Date of Award


Document Type

Open Access Dissertation

Degree Name

Doctor of Philosophy (PhD)

Degree Program

Polymer Science and Engineering

First Advisor

Gregory N. Tew

Second Advisor

Alfred J. Crosby

Third Advisor

Jonathan P. Rothstein

Subject Categories

Polymer and Organic Materials


Free-standing ultra-thin films and micro to nanoscale fibers offer a unique geometry in which to study the dynamics of thin film stability and polymer chain dynamics. By melting these films and investigating the subsequent processes of hole formation and growth, and fiber thinning and breakup, many interesting phenomena can be explored, including the nucleation of holes, shear-thinning during hole formation, finite-extensibility of capillary thinning viscoelastic fibers, and confinement effects on entanglement of polymer chains. Free-standing films in the melt are unstable and rupture due to instabilities. The mechanism of membrane failure and hole nucleation is modeled using an energy barrier approach which is shown to capture the dependence of hole nucleation on thickness. The formed holes grow exponentially and are found to grow under a shear thinning, nonlinear viscoelastic, high shear strain regime. These holes impinge upon each other to form suspended fibers. The fibers thin according to a model for the elasto-capillary thinning of the suspended viscoelastic fluid filaments. Monitoring fiber thinning allows for the acquisition of rheological properties as well as the transient, apparent extensional viscosity giving insight into strain hardening and eventual steady-state extensional viscosity. The decay and breakup of these fibers and their interconnected branched structure indicates the effects of confinement on chain entanglement in ultra-thin films. A transition below a critical film thickness, comparable to the dimensions of a polymer chain, shows drastically reduced interchain entanglements and a remarkably faster breakup of suspended fibers.

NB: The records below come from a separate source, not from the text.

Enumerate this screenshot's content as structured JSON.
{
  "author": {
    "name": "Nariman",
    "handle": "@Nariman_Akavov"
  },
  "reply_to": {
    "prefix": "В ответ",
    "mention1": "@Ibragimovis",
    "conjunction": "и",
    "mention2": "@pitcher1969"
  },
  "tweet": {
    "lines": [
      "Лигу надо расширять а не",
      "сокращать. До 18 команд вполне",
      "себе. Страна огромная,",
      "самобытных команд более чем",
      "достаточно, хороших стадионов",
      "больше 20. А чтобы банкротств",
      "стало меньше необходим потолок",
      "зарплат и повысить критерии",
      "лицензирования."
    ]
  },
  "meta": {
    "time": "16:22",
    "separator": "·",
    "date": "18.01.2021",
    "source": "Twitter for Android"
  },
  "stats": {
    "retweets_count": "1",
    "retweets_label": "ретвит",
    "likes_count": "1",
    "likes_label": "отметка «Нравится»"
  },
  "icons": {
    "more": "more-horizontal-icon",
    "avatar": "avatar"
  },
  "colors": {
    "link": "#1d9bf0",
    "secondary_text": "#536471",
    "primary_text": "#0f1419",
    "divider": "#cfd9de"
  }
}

The processes of fiber formation from the melting of ultra-thin films are explored in high detail and produce a new technique for the investigation of rheological and material properties, confinement effects, and the dynamics of thin films and polymer chains.